There are many bars and places to drink on that street which is parallel to Bestekar. The Edge, Twister, Hayyami (wine bar) are nice places. Sakal on Kennedy Street is a unique place with electronic, reggae or retro (offering different kinds of music). On the same street Mono is pleasant place to drink. Tunus Street, parallel to Bestekar is another street where you may find many pubs like Retrox, Flat, James Cook and Zodiac. If Performance Hall, Manhattan, Overall and Siyah-Beyaz are places where you can drink and dance till 4 am with live rock music. There normally are rock cover bands and a huge crowd, especially on Friday and Saturday nights in these places.

"Sakarya" is full of the cheapest solutions. Among the best places in Sakarya, one should note "Net", which is a good choice not only take a glass of beer or raki, but also to eat. "Buyuk Ekspres" is also a nice old bar of the town. Also Eski-Yeni, Pasaj and Telwe are nice bars where you may find rock or alternative live music styles with cheaper drink prices compared to Tunali, Cankaya region.

"Park Avenue" -in Konutkent district- is the new street for classy bars, cafes and night clubs. You may also find second branch of Kitir, Random & Crossroads in "Park Avenue". Istanbul's fashionable night club Sortie has also opened in this avenue and is a nice place to drink any kind of drinks and listen to latest club mixes. Narquilla is a great place to have your nargile while drinking beer and enjoying nice food. Also, there are meyhanes (tavern) in which fixed menus are served with drinks and classic Turkish music played. There are bars and restaurants also in the historic core of Ankara, close to citadel. You definitely have to go and return by taxi though.

Don't expect a lively gay life of Istanbul in Ankara. No-one comes to Ankara for its amazing gay life, however you can still enjoy your time while you are here. It has only one gay bar-club (Sixties) and this is open only on Wednesday, Friday and Saturday nights. It gets pretty crowded after 00:00 and plays Turkish and Western pop music. In addition to that, though it is not a gay bar, Eski-Yeni Bar in Sakarya Caddesi (street) seems to attract a gay-lesbian crowd especially in its bottom floor. Kaos GL and Pembe Hayat, the leading queer organizations in Ankara, hold activities throughout the year.

Sleep

Budget

Splurge

Stay safe

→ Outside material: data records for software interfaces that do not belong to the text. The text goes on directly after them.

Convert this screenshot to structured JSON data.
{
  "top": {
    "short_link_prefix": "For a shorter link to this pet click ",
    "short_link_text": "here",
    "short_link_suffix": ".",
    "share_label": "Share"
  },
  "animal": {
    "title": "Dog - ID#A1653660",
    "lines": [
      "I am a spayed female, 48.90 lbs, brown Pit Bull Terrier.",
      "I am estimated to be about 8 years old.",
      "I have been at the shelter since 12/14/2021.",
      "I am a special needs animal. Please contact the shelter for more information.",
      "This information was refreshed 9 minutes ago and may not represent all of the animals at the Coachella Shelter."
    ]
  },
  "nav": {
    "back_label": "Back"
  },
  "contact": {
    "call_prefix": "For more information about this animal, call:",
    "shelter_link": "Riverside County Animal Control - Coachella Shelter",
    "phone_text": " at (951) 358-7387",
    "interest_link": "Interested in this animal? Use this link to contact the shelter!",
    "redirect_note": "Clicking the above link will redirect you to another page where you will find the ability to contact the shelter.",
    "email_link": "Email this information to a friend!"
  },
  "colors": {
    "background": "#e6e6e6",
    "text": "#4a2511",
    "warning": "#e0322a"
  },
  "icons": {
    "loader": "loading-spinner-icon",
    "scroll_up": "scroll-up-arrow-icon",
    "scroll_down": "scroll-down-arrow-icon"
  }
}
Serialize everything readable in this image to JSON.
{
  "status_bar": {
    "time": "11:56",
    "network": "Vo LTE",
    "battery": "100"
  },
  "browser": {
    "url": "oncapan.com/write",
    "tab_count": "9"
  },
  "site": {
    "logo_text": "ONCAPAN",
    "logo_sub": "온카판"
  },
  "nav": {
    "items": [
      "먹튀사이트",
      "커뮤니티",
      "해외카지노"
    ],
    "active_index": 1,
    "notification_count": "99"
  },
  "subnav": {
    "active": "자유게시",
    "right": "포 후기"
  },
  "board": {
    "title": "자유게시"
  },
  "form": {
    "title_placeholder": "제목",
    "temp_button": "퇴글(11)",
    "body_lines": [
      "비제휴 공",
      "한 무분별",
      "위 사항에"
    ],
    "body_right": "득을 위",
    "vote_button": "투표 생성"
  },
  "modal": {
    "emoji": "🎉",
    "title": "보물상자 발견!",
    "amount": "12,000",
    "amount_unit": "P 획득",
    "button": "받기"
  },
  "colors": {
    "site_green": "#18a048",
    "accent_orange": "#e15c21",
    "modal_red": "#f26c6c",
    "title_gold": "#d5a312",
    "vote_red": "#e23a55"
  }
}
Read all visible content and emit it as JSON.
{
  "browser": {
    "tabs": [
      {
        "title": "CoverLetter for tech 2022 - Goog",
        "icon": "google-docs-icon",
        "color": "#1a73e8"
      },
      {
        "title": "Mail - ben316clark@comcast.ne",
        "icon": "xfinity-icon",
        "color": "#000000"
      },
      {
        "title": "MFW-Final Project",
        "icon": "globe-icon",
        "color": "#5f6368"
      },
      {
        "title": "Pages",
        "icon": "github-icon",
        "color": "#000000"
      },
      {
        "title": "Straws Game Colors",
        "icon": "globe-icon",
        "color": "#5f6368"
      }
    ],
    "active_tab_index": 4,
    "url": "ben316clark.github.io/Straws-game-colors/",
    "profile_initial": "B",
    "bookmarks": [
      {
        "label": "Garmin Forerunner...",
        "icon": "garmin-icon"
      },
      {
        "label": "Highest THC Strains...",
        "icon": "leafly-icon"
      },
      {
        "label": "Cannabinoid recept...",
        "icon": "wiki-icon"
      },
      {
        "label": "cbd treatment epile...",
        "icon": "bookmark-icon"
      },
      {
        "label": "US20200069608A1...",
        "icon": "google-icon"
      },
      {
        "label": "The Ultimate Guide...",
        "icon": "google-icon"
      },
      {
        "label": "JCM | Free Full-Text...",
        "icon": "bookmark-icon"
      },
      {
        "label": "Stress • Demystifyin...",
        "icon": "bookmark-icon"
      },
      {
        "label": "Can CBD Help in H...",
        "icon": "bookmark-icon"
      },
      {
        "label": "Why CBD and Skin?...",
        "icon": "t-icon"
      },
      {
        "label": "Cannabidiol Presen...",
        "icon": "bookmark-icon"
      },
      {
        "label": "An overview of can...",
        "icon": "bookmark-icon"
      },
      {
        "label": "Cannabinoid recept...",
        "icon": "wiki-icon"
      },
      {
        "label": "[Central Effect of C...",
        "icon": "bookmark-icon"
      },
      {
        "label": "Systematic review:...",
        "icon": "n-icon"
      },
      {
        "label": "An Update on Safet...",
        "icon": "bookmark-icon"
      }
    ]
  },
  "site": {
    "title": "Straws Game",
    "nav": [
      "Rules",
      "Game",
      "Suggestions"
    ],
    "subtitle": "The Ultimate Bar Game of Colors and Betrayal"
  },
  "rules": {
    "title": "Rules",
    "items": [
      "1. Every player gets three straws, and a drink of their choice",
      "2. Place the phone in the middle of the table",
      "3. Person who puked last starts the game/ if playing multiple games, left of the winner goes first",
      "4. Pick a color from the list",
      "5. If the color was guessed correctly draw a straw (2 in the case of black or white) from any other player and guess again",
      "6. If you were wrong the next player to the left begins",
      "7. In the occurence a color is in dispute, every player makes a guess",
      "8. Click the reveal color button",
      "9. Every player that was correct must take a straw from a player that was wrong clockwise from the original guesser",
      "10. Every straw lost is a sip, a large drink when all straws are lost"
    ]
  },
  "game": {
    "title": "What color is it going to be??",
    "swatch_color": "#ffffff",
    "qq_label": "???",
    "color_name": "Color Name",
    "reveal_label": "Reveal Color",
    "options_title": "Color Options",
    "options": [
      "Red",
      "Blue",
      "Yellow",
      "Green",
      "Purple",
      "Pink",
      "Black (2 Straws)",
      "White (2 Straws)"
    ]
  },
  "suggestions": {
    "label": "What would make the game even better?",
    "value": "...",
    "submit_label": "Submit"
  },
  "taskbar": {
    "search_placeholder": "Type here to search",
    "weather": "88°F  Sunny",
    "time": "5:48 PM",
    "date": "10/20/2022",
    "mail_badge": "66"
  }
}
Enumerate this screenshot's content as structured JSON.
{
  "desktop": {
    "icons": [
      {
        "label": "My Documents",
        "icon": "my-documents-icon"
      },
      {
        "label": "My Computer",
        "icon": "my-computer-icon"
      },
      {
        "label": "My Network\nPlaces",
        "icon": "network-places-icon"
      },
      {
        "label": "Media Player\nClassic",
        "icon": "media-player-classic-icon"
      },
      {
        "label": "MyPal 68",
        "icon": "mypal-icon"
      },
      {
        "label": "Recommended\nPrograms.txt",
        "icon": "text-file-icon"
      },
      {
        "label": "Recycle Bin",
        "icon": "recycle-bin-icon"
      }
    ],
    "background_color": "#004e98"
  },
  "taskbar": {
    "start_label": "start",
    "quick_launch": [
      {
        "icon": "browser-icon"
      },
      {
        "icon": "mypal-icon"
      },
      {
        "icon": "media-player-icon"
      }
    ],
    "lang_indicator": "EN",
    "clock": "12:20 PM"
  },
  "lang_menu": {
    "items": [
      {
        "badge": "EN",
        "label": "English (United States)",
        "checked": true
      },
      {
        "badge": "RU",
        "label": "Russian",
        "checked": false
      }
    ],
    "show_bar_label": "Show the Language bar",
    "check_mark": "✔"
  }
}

Ankara is probably one of the safest big cities you will ever visit. Most people, including single female travellers, would very rarely encounter problems walking along the streets alone at night. Street crime is extremely rare, even late at night. However, "little crime" does not mean "no crime", and common sense should still be applied as anywhere in the world. Petty crime such as pickpocketing can occur, however, especially in crowded areas. Therefore, one should always take care of their belongings and keep bags closed.

The biggest danger for travellers is the road traffic, because there is little respect for pedestrians. Every road should be crossed carefully and very quickly. Even if pedestrian traffic lights show green, it is absolutely essential to have a watchful eye. At crosswalks definitely look out before crossing the street.

Another danger for pedestrians, are the sidewalks because they are often in a very poor condition. Because of the poor or irregular renovation of sidewalks, many of them have loose paving stones and holes in the asphalt. The risk of tripping and hurting oneself should not be underestimated.

Ankara Police Department has a "tourism police" section with staff multilingual in English, German, French, and Arabic.

Cope

Embassies

Ankara is the national capital and most countries have an embassy (or equivalent consular service). These are useful if you need consular assistance from your own country, or need to obtain visas to other countries. The embassies are generally located in the suburbs just to the south of the city centre, such as Kavaklıdere, Gaziosmanpaşa and Çankaya.

Go next

Routes through Ankara

Bursa Eskişehir  W  S  Aksaray Adana
Istanbul Bolu ← Merges with  N  S  ENDS


This article is issued from Wikivoyage - version of the Monday, March 28, 2016. The text is available under the Creative Commons Attribution/Share Alike but additional terms may apply for the media files.